(GIVEN RECORDS begins)

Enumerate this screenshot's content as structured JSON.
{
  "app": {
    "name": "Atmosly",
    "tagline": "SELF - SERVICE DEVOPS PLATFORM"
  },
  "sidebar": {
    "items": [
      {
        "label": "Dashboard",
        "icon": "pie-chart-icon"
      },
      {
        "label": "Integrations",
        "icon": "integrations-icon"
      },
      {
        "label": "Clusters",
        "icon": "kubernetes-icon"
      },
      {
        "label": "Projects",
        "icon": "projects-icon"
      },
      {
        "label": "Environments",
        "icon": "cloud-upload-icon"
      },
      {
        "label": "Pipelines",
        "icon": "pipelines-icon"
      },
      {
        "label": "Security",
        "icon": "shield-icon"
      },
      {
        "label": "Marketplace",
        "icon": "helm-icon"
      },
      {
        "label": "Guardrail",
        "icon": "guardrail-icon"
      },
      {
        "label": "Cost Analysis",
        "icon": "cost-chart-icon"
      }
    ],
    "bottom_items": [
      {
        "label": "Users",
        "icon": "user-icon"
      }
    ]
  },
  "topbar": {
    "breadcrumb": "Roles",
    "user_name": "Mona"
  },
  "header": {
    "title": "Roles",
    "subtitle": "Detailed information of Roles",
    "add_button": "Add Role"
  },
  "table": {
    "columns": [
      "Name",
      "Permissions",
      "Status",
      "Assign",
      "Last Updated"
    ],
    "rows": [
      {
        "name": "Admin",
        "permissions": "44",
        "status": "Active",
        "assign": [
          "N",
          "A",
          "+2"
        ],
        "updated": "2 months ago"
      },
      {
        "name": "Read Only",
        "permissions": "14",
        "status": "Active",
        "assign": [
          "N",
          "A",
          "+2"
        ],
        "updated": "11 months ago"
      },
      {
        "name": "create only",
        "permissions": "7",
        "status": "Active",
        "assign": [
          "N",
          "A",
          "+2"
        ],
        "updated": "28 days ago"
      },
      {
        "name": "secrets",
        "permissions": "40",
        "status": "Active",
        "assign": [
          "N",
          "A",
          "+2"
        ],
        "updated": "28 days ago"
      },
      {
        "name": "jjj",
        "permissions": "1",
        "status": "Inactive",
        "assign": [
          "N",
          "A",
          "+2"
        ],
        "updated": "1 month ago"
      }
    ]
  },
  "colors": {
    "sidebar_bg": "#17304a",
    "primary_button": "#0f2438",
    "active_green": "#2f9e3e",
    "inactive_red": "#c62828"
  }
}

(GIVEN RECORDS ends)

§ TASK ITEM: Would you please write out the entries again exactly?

§ ANSWER SECTION:
Enumerate this screenshot's content as structured JSON.
{
  "app": {
    "name": "Atmosly",
    "tagline": "SELF - SERVICE DEVOPS PLATFORM"
  },
  "sidebar": {
    "items": [
      {
        "label": "Dashboard",
        "icon": "pie-chart-icon"
      },
      {
        "label": "Integrations",
        "icon": "integrations-icon"
      },
      {
        "label": "Clusters",
        "icon": "kubernetes-icon"
      },
      {
        "label": "Projects",
        "icon": "projects-icon"
      },
      {
        "label": "Environments",
        "icon": "cloud-upload-icon"
      },
      {
        "label": "Pipelines",
        "icon": "pipelines-icon"
      },
      {
        "label": "Security",
        "icon": "shield-icon"
      },
      {
        "label": "Marketplace",
        "icon": "helm-icon"
      },
      {
        "label": "Guardrail",
        "icon": "guardrail-icon"
      },
      {
        "label": "Cost Analysis",
        "icon": "cost-chart-icon"
      }
    ],
    "bottom_items": [
      {
        "label": "Users",
        "icon": "user-icon"
      }
    ]
  },
  "topbar": {
    "breadcrumb": "Roles",
    "user_name": "Mona"
  },
  "header": {
    "title": "Roles",
    "subtitle": "Detailed information of Roles",
    "add_button": "Add Role"
  },
  "table": {
    "columns": [
      "Name",
      "Permissions",
      "Status",
      "Assign",
      "Last Updated"
    ],
    "rows": [
      {
        "name": "Admin",
        "permissions": "44",
        "status": "Active",
        "assign": [
          "N",
          "A",
          "+2"
        ],
        "updated": "2 months ago"
      },
      {
        "name": "Read Only",
        "permissions": "14",
        "status": "Active",
        "assign": [
          "N",
          "A",
          "+2"
        ],
        "updated": "11 months ago"
      },
      {
        "name": "create only",
        "permissions": "7",
        "status": "Active",
        "assign": [
          "N",
          "A",
          "+2"
        ],
        "updated": "28 days ago"
      },
      {
        "name": "secrets",
        "permissions": "40",
        "status": "Active",
        "assign": [
          "N",
          "A",
          "+2"
        ],
        "updated": "28 days ago"
      },
      {
        "name": "jjj",
        "permissions": "1",
        "status": "Inactive",
        "assign": [
          "N",
          "A",
          "+2"
        ],
        "updated": "1 month ago"
      }
    ]
  },
  "colors": {
    "sidebar_bg": "#17304a",
    "primary_button": "#0f2438",
    "active_green": "#2f9e3e",
    "inactive_red": "#c62828"
  }
}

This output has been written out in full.